Rostered Day Off spent with James Joyce

As I am on a rostered day off in the morning, my thoughts turn away from construction to one of my other passions – Irish literature. The following is also on one of my other blogs which I do not publicise here as we all need some privacy.

When I was six years old I was on holiday in Ireland with my mother. An Irish lady born in beautiful Carlingford county Louth. Although she left school at fourteen she had a passion for literature especially Irish novelists. She was an out an out Feanian and her priorities were country, Catholicism and family in that order. It was she who introduced me to the magical world of irish writers. That magic started on a beautiful summer’s day with a visit to the grave of William Butler Yates at Drumcliff County Sligo. Much to my surprise my mother knelt down and then yanked me down too, and said a silent prayer not just for the great man but for Ireland and its people. (so I learned much later).

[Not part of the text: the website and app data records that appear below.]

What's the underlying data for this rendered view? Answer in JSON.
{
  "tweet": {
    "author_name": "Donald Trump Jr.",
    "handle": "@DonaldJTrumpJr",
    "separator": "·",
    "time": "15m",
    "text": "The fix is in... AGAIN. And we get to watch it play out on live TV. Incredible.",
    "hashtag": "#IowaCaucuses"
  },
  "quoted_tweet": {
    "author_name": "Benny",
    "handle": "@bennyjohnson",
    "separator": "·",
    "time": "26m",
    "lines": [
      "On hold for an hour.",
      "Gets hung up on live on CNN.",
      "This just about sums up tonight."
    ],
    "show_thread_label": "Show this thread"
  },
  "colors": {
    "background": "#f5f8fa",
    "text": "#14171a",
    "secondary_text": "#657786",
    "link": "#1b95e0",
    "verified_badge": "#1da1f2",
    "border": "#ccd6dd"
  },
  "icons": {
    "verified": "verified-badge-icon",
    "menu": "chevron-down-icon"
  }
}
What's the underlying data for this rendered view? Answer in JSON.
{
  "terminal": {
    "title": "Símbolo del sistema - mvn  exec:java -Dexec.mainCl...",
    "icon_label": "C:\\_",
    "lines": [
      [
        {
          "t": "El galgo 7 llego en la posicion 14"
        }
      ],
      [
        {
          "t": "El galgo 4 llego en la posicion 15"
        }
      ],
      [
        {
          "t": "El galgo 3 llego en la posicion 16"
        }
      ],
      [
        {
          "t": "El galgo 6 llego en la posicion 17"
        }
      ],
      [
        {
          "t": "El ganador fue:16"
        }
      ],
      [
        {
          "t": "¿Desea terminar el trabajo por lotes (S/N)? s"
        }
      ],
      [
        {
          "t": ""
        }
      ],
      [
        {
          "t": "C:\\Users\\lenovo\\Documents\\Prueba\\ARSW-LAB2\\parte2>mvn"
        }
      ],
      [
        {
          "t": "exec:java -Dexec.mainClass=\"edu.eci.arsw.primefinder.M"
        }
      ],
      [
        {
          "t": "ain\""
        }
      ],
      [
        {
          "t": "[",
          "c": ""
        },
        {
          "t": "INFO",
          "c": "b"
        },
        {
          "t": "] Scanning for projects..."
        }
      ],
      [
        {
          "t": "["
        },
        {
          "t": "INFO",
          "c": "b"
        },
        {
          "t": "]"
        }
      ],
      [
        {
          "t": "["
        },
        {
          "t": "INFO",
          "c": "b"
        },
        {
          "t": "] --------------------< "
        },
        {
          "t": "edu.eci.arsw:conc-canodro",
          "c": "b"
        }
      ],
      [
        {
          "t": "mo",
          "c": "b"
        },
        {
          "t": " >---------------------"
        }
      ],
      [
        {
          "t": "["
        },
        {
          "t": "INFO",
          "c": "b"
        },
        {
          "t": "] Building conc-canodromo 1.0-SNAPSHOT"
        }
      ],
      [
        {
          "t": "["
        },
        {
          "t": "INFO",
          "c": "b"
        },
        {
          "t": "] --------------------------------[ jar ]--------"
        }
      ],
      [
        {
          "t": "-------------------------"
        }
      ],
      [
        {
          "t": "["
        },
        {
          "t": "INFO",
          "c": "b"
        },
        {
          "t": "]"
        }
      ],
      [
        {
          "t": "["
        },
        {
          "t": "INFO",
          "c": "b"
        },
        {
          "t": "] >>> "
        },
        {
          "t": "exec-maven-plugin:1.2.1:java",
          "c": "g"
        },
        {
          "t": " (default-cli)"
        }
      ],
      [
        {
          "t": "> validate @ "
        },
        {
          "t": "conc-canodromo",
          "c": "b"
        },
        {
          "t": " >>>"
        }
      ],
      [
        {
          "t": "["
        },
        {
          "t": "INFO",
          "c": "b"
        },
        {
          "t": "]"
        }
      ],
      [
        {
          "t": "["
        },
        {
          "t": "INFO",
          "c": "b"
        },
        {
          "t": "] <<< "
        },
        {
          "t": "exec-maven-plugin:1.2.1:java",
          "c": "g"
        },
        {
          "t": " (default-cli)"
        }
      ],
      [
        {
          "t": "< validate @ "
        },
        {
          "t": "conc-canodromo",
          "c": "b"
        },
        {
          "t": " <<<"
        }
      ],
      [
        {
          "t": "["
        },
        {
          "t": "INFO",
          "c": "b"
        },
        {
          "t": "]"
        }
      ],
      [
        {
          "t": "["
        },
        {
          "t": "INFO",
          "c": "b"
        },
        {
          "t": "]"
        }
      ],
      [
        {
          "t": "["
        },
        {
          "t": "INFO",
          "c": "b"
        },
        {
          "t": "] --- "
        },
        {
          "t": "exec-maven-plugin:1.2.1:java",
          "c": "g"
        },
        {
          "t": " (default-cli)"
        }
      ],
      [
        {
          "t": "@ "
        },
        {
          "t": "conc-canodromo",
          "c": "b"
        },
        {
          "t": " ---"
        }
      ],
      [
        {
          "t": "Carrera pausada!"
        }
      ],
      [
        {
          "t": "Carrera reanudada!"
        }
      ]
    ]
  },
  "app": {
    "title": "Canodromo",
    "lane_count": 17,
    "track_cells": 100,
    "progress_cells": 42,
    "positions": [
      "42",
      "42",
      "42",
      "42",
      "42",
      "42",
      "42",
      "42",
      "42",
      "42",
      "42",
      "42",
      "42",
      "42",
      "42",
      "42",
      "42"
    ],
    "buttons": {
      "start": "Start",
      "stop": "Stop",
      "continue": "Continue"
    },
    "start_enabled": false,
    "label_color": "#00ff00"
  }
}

As I got older I would borrow my mother’s books and devour them: Yeats, Swift, Pearse, O Riordan, Wilde, Sterne, Goldsmith. But there was one missing – the towering presence of James Aloysius Joyce. And why? Because some of his work had been banned by the catholic church. Of course as teenager anything banned meant I had to have it. It was the late sixties and everything that the establishment did not want us to have, we made sure we had it. No matter if it were books, drinks, acid, music etc. Thus my life-long love affair with Joyce began. As we approach Bloomsday and remember the characters of Ulysses going about their day on 16th June 1904, those early memories of my mother, Ireland, long summers and happy days return. A long way from the Pilbara in Western Australia where I now earn my keep.

So for those who follow this blog a little bit of the magic of Yeats followed my the magnificence of Joyce

The last three lines of one of Yeats’ poems are written on his grave stone

Under bare Ben Bulben’s head
In Drumcliff churchyard Yeats is laid.
An ancestor was rector there
Long years ago, a church stands near,
By the road an ancient cross.

No marble, no conventional phrase;
On limestone quarried near the spot
By his command these words are cut:

Cast a cold eye
On life, on death.
Horseman, pass by!

 And my choice from Joyce’s Ulysses has to be the following two passages from the episode Cyclops:

 After the citizen spots this person at the bar, the person is described:

The figure seated on a large boulder at the foot of a round tower was that of a broadshouldered deepchested stronglimbed frankeyed redhaired freelyfreckled shaggybearded widemouthed largenosed longheaded deepvoiced barekneed brawnyhanded hairylegged ruddyfaced sinewyarmed hero. From shoulder to shoulder he measured several ells and his rocklike mountainous knees were covered, as was likewise the rest of his body wherever visible, with a strong growth of tawny prickly hair in hue and toughness similar to the mountain gorse (Ulex Europeus). The widewinged nostrils, from which bristles of the same tawny hue projected, were of such capaciousness that within their cavernous obscurity the fieldlark might easily have lodged her nest. The eyes in which a tear and a smile strove ever for the mastery were of the dimensions of a goodsized cauliflower. A powerful current of warm breath issued at regular intervals from the profound cavity of his mouth while in rhythmic resonance the loud strong hale reverberations of his formidable heart thundered rumblingly causing the ground, the summit of the lofty tower and the still loftier walls of the cave to vibrate and tremble.

And later the best description of Guinness ever:

Terence O’Ryan heard him and straightway brought him a crystal cup full of the foamy ebon ale which the noble twin brothers Bungiveagh and Bungardilaun brew ever in their divine alevats, cunning as the sons of deathless Leda. For they garner the succulent berries of the hop and mass and sift and bruise and brew them and they mix therewith sour juices and bring the must to the sacred fire and cease not night or day from their toil, those cunning brothers, lords of the vat.